(4) Social participation activities
In the treatment involved in probation/parole supervision, juvenile probationers / juvenile training school parolees are mainly encouraged to participate in nursing care and volunteer work at welfare facilities, environmental beautification activities such as cleaning parks, etc., and learning through hands-on experience such as in pottery classes and cooking classes, farm work, sports activities, and recreational activities, etc. in order to foster their social nature and enhance their ability to adapt to society.
In FY 2008, social participation activities took place a total of 372 times in 292 locations, with the participation of 1,182 juvenile probationers/parolees and 230 of their families, etc. Frequently implemented activities included “participating in nursing care activities and volunteer activities for the aged, etc.” (103 times), “participating in cleaning and environmental beautification activities” (86 times), and “participating in creative activities, learning through hands-on experience, and various classes, etc.” (76 times) (Source: The Rehabilitation Bureau, Ministry of Justice).
(5) Measures for guardians
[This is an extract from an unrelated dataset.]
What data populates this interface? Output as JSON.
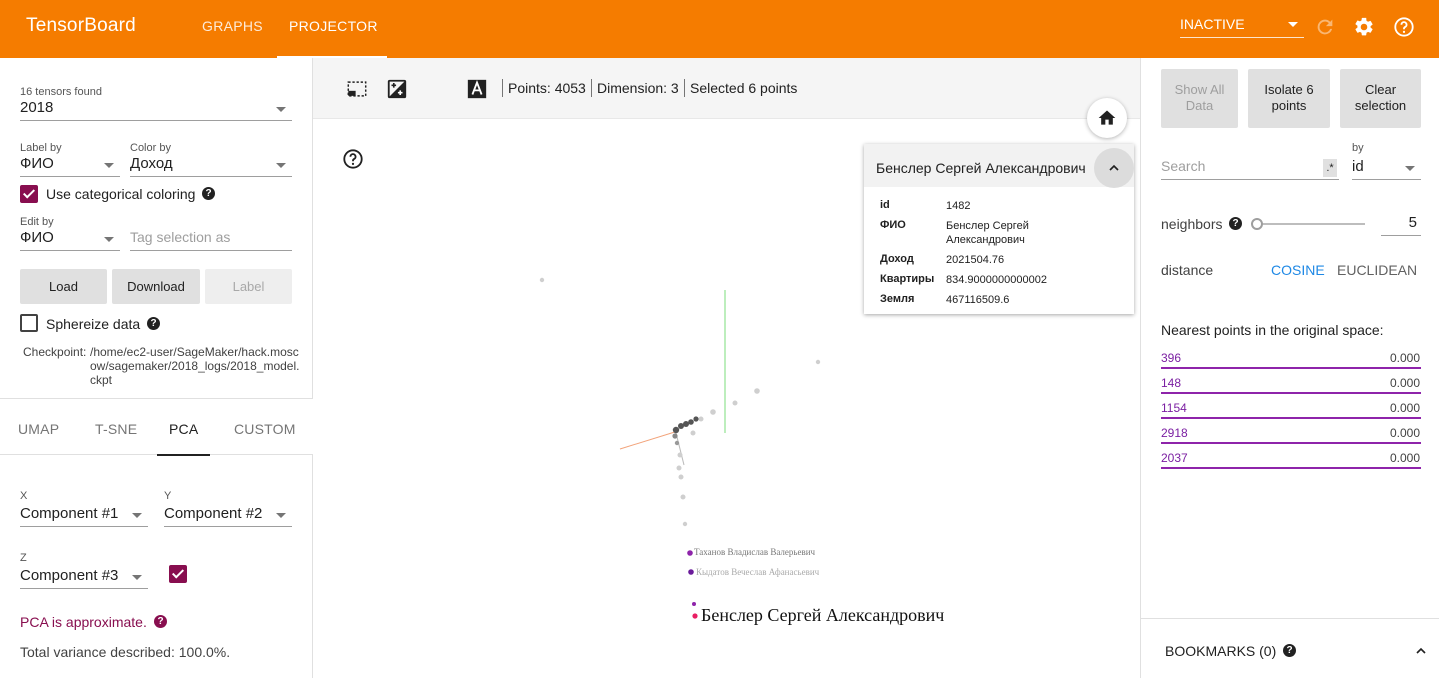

Similar to juvenile training schools, probation offices have consistently provided advice, etc. to guardians. The November 2007 amendment of the Offenders Prevention and Rehabilitation Act provided that the directors of probation offices could take some appropriate measures, including providing guidance, advice, etc., for guardians (the said act was succeeded by the Offenders Rehabilitation Act on June 1, 2008).
In response to this, probation offices have been providing guardians of juvenile probationers/parolees with guidance or advice to take custody of them appropriately after ensuring that they thoroughly understand their living conditions, etc., to correct behaviors they deem could be an obstruction to their reformation/rehabilitation, and offering information that contributes to solving problems pertaining to their delinquency through holding meetings with guardians, etc.
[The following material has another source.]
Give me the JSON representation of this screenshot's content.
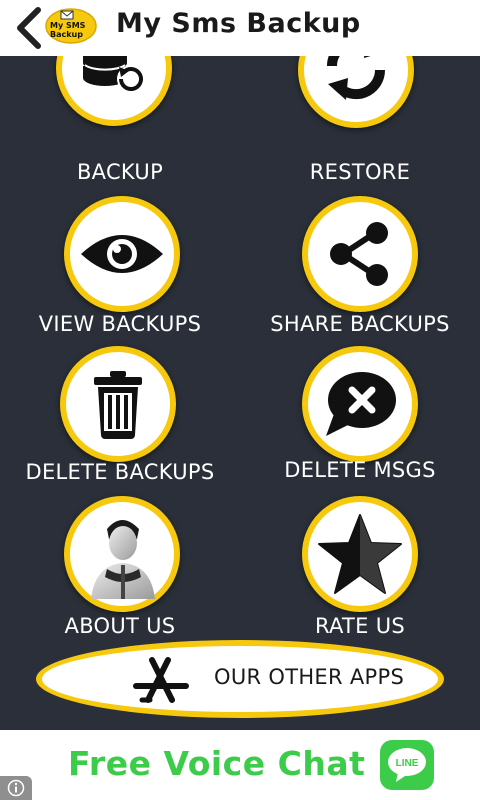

(6) Temporary discharge, etc.
The temporary discharge system was established as a good-conduct measure for juvenile probationers/parolees who follow the conditions for probation/parole supervision and maintain a sound life and attitude in accordance with life and conduct guidelines. In 2008, 17 juveniles were granted temporary discharge from their probation/parole supervision. Conversely, however, 25 were notified to a family court due to a new pre-delinquency (Source: The Rehabilitation Bureau, Ministry of Justice).
(7) Employment support, etc.
Juvenile probationers/parolees are subject to comprehensive employment support measures implemented in cooperation between the Ministry of Justice and the Ministry of Health, Labor and Welfare. Systematic employment support has been implemented in accordance with those measures (See (1) of Subsection 3, Section 1, Chapter 4, Part 7).
In addition, the National Center for Offender Job Training and Employment Support (Numata-cho), which aims at providing accommodation and employment support through guidance/supervision and agricultural training for juvenile training school parolees who intend to engage in agriculture, has been in operation since October 2007 (See (7) of Subsection 2, Section 2, Chapter 5, Part 2 and (3) of Subsection 3, Section 1, Chapter 4, Part 7).